Morgan Stanley is joining the hedge-fund retreat. The New York investment bank is looking to sell its 19% stake in the $17.5 billion London-based Lansdowne Partners LLP, according to people familiar with the matter. The attempted sale adds Morgan Stanley to a wave of banks including J.P. Morgan Chase & Co. that bought into hedge funds before the financial crisis and have been backing away because of regulatory pressure to simplify their businesses. New limits on ownership of relatively risky assets have played a role as well, in some cases.

Hedge Funds Start Placing Bets on U.K.’s Looming Tight May Election (Wall Street Journal)
The outcome of U.K.’s general election in May is too close to call, but hedge funds are beginning to place their bets. Since the start of the year, European markets have swung sharply on the back of the Swiss National Bank ’s shock decision to scrap its currency cap, the European Central Bank’s massive bond-buying program and the election of a radical Greek government. Some hedge funds say the hotly contested U.K. vote could top the lot. “Everyone is focused on political risk in the Eurozone and nobody is talking about political risk in the U.K.; Relative to people’s expectations, I think the biggest surprise to the markets could come from the U.K.,” said Joseph Oughourlian, co-founder and portfolio manager at Amber Capital, a U.S.-based hedge fund with roughly $1.5 billion of assets under management.

Hedge Funds Most Bearish on Crude in 4 Years After Rally: Energy (Bloomberg)
Hedge funds raised bearish bets on oil to the highest in more than four years, a sign they’re skeptical that a two-week 14 percent rally will last.

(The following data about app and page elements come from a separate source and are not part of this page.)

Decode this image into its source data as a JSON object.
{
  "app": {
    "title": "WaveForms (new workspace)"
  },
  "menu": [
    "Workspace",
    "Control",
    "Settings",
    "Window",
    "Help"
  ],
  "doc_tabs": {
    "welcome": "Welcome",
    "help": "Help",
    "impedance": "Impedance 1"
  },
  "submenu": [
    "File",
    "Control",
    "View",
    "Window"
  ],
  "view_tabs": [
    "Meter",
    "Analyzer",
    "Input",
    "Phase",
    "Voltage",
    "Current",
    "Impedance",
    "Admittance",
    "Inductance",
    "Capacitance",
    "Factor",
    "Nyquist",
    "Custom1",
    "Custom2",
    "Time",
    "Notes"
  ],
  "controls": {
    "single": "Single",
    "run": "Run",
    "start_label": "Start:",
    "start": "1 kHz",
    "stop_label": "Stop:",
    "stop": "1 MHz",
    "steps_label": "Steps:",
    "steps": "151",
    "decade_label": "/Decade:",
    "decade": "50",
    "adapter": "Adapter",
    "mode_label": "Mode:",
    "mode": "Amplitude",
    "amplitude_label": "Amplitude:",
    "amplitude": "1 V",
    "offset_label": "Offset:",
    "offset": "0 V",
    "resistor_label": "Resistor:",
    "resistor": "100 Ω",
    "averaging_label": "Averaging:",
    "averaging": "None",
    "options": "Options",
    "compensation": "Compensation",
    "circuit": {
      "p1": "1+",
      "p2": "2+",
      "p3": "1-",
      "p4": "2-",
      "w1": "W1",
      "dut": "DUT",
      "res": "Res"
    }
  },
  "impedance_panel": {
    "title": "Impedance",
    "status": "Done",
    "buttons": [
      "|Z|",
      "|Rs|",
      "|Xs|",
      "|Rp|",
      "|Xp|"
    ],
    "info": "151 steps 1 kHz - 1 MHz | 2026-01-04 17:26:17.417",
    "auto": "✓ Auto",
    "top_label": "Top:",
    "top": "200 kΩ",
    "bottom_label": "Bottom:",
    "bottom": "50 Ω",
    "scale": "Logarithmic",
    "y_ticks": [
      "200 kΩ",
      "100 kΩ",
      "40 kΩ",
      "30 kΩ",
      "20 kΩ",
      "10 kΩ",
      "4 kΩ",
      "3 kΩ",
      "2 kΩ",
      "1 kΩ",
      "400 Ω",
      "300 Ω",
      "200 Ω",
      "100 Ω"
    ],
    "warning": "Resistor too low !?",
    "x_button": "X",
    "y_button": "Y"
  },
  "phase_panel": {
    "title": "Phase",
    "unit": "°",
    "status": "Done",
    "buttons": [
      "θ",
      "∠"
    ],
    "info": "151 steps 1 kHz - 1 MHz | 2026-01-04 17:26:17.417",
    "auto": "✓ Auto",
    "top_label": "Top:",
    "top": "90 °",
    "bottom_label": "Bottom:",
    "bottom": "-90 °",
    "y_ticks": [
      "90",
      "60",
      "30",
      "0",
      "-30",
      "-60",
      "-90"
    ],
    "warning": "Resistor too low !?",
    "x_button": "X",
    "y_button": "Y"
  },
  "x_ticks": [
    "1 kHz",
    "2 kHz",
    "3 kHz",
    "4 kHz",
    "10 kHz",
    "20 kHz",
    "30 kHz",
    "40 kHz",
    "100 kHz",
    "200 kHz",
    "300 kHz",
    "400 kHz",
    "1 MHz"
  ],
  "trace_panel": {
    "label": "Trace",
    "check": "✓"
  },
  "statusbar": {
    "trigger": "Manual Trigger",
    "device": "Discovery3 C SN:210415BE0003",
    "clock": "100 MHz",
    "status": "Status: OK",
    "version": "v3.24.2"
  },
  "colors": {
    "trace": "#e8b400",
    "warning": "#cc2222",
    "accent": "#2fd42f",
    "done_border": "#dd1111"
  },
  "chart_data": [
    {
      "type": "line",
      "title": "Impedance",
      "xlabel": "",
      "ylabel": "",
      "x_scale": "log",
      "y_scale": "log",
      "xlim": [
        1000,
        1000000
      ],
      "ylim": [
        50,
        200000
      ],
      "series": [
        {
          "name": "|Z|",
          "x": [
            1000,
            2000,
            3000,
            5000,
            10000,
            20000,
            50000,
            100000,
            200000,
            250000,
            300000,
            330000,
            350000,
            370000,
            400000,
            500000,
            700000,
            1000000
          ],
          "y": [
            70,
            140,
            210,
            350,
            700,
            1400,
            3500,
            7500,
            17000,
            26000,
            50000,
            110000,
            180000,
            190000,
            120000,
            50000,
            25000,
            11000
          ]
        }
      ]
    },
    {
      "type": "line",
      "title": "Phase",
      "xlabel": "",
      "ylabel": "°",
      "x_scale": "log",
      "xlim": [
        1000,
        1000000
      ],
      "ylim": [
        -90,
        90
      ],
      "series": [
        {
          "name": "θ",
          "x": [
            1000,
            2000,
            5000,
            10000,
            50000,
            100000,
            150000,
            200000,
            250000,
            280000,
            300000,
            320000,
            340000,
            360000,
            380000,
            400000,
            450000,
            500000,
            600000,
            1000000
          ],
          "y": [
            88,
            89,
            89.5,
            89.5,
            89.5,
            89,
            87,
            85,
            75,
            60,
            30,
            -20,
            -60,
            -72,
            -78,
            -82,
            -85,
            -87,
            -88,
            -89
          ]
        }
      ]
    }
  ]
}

Short bets on West Texas Intermediate climbed 1.2 percent in the week ended Feb. 3 to the most since August 2010, U.S. Commodity Futures Trading Commission data show. Net-long positions slipped for a third week, the longest stretch of declines since August. Prices jumped during the report week as a shrinking number of U.S. rigs drilling for crude raised speculation that output would soon retreat from a three-decade high. Oil has tumbled 47 percent in the past year amid surging U.S. supplies and OPEC’s refusal to cut production to reduce a global glut.

Hedge Funds Keep Winning Despite Losing (Wall Street Journal)
Hedge funds are in a six-year slump. Financial markets have been rising but these highly paid investors can’t seem to keep up. It’s getting so bad, hedge funds are starting to draw comparisons to mutual funds, long criticized for poor performance relative to their fees. It’s a bit like saying Ferraris are starting to resemble Fords. Those groans you hear are likely coming from Greenwich, Conn., hometown of many hedge funds. These managers correctly note that they’re paid to hedge, or protect, their clients’ portfolios, not make all-out market bets, so it’s unfair to compare them with broad stock indexes. Hedge funds tend to hold cash, short positions and other defensive holdings to cushion performance in a downturn.